PROBLEM:
What lines in the records below include the word "style"? Return each one.

________________________________________

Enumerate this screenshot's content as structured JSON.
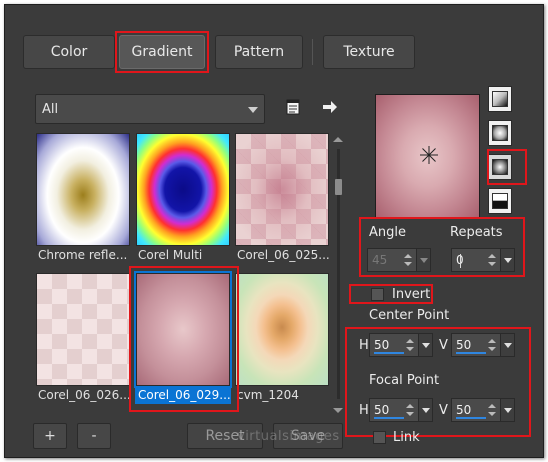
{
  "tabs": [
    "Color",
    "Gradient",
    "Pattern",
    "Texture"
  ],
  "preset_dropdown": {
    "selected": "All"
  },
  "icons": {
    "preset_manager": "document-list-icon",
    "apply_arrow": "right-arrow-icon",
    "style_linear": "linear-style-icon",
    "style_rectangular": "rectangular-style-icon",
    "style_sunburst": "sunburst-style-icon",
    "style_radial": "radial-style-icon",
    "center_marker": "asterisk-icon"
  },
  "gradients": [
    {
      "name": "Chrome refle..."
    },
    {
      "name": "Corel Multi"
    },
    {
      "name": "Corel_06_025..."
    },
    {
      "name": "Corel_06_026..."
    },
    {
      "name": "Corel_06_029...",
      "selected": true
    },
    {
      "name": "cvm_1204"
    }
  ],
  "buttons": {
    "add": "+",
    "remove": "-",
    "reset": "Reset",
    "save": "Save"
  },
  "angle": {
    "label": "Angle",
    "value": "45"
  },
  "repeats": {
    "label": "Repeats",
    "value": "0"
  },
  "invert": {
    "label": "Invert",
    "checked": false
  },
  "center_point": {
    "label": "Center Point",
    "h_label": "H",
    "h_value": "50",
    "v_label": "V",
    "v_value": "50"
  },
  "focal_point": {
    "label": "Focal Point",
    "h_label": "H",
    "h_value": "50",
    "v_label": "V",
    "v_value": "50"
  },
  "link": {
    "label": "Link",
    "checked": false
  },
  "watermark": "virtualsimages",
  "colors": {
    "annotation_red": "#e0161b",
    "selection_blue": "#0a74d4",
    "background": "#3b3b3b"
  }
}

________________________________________

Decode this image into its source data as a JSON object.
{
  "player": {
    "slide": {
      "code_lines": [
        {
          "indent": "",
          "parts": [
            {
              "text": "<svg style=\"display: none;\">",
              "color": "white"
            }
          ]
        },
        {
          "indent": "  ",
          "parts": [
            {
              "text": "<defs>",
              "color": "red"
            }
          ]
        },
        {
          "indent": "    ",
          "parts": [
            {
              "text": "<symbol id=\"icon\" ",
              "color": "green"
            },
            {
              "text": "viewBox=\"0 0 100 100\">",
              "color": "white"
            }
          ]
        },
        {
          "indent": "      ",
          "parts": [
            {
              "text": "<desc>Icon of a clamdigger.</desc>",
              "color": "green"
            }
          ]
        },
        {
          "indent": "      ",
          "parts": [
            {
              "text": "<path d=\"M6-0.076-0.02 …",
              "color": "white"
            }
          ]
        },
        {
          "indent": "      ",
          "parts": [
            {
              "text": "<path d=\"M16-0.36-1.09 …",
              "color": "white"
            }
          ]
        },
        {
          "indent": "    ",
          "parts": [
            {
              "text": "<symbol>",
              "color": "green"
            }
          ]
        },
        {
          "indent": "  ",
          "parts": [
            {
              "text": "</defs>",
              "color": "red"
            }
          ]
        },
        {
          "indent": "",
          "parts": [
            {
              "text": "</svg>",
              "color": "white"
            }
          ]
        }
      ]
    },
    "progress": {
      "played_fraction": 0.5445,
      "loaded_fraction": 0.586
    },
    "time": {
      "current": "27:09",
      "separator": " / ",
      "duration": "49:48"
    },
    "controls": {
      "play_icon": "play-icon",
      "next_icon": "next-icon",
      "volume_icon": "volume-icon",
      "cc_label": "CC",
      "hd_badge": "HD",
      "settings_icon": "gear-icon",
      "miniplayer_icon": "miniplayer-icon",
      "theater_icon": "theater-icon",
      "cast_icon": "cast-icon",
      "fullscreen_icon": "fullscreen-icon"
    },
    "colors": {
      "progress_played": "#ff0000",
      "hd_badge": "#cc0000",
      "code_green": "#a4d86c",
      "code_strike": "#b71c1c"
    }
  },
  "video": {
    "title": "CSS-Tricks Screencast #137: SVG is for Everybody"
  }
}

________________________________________

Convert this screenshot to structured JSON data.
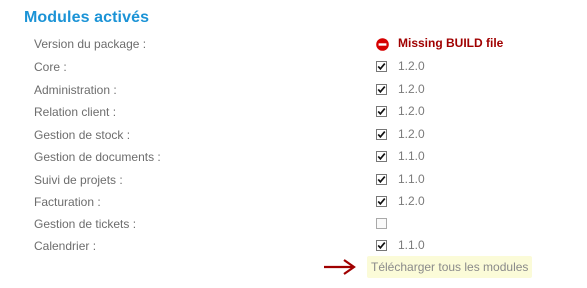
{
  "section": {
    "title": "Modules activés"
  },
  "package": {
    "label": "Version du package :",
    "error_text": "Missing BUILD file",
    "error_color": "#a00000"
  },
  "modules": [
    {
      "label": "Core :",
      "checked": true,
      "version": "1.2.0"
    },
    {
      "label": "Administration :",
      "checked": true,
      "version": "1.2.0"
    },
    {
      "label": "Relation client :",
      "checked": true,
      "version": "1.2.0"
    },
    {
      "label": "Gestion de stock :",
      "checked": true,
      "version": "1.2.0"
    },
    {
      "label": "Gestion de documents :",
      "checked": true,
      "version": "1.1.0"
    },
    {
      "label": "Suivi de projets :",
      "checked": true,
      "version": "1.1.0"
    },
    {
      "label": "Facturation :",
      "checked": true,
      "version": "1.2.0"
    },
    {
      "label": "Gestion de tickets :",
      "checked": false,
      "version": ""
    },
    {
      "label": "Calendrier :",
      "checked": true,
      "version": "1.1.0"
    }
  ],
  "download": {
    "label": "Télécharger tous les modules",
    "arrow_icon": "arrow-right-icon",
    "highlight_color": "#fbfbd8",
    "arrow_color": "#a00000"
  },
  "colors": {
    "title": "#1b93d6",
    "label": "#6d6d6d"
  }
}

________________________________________

EXERCISE OUTPUT:
    "style_linear": "linear-style-icon",
    "style_rectangular": "rectangular-style-icon",
    "style_sunburst": "sunburst-style-icon",
    "style_radial": "radial-style-icon",
              "text": "<svg style=\"display: none;\">",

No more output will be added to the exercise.